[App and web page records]
_ _ _ _

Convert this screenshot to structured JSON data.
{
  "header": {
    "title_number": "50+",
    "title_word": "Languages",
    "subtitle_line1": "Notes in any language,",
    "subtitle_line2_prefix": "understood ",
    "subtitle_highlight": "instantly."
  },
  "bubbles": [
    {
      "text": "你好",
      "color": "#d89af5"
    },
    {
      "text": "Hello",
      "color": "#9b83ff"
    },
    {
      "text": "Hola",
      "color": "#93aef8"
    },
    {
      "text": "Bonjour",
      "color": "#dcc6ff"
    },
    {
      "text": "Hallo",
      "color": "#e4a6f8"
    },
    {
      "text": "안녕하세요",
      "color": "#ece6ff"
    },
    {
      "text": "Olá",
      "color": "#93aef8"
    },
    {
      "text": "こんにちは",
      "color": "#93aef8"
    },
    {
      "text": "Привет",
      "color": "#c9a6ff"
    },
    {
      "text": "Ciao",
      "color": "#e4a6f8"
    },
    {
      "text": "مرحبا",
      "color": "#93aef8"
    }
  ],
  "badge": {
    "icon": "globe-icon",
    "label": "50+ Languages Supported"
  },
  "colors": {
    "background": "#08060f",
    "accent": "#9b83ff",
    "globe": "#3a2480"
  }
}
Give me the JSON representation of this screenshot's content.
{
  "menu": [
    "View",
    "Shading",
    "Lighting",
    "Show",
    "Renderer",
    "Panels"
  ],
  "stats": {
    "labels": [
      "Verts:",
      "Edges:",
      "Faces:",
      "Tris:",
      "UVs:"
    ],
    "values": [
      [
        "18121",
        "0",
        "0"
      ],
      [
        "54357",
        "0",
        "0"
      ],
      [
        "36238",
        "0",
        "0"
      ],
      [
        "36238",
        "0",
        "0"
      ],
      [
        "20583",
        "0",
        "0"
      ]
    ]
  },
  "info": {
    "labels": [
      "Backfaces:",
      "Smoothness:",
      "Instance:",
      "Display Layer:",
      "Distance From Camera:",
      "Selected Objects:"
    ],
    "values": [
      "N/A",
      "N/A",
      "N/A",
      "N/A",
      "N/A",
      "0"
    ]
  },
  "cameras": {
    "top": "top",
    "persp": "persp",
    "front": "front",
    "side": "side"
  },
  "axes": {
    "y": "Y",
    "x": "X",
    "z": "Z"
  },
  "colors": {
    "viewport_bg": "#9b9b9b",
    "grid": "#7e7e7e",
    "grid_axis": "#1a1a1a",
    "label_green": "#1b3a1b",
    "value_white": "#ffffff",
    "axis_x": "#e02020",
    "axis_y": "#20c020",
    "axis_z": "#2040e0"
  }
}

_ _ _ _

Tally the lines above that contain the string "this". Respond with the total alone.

2